*TASK OBJECTIVE*: Across all the entries, tally the lines holding the word "date", and give the number by itself.

*SUPPLIED DATA*:
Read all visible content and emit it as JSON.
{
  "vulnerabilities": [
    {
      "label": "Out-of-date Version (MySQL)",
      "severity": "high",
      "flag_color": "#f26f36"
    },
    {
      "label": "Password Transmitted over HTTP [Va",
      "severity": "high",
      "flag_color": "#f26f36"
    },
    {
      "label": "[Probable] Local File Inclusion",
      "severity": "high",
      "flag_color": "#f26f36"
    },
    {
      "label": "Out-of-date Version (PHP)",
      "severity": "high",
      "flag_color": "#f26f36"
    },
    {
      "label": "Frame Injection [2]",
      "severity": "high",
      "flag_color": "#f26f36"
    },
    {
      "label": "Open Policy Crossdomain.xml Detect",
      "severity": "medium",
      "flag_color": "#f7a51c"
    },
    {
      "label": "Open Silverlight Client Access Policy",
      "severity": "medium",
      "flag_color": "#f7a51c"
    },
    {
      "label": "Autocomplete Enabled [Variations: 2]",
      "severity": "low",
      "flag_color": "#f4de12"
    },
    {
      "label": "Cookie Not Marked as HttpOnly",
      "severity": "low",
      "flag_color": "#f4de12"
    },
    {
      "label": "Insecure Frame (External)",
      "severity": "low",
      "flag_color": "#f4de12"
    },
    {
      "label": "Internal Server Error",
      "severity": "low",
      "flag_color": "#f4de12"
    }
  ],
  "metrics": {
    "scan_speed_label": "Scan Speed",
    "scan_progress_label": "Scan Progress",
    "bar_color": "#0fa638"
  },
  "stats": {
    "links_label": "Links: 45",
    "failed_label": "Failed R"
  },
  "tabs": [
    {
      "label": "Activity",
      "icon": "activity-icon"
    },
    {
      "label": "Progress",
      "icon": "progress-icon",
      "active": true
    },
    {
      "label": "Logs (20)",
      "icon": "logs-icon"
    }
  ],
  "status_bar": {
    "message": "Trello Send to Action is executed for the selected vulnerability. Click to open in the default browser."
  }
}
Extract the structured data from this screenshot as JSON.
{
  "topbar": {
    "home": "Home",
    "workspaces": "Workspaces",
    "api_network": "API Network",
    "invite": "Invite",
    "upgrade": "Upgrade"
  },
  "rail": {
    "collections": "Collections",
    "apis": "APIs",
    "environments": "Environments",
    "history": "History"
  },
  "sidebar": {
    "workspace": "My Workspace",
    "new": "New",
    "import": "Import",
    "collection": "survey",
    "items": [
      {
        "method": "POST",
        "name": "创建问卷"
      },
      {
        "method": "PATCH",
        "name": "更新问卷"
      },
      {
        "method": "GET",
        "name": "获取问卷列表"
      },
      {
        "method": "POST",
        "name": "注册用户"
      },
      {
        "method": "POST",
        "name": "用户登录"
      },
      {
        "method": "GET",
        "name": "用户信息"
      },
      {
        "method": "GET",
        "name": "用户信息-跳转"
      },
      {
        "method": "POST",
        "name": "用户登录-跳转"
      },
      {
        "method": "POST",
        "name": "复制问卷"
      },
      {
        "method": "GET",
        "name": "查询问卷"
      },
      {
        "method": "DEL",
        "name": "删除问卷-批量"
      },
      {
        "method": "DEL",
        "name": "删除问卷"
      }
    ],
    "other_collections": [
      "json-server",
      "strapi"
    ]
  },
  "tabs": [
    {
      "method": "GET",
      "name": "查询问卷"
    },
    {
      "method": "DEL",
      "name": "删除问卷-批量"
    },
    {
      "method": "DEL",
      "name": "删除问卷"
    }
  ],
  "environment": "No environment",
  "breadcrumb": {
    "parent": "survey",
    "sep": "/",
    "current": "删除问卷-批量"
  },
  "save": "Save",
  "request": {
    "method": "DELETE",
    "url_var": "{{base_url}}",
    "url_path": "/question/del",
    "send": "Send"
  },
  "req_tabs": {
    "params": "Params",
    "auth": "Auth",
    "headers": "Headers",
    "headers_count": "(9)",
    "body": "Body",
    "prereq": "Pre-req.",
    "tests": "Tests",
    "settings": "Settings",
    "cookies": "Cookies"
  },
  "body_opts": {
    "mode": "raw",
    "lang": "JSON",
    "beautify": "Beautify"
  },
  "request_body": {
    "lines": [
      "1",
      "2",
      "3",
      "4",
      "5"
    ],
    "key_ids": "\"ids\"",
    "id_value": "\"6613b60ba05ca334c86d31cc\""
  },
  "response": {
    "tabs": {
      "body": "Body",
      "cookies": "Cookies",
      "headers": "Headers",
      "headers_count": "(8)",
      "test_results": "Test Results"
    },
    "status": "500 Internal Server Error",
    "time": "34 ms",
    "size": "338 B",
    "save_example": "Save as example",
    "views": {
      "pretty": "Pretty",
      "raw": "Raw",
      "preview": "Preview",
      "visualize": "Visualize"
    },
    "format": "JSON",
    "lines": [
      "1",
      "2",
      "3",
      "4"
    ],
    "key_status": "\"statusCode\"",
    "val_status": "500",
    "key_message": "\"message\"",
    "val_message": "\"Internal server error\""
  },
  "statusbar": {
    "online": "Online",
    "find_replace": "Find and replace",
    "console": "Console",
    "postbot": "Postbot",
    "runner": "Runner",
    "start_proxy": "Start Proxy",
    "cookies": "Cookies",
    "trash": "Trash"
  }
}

*RESULT FOR THIS EXERCISE*: 2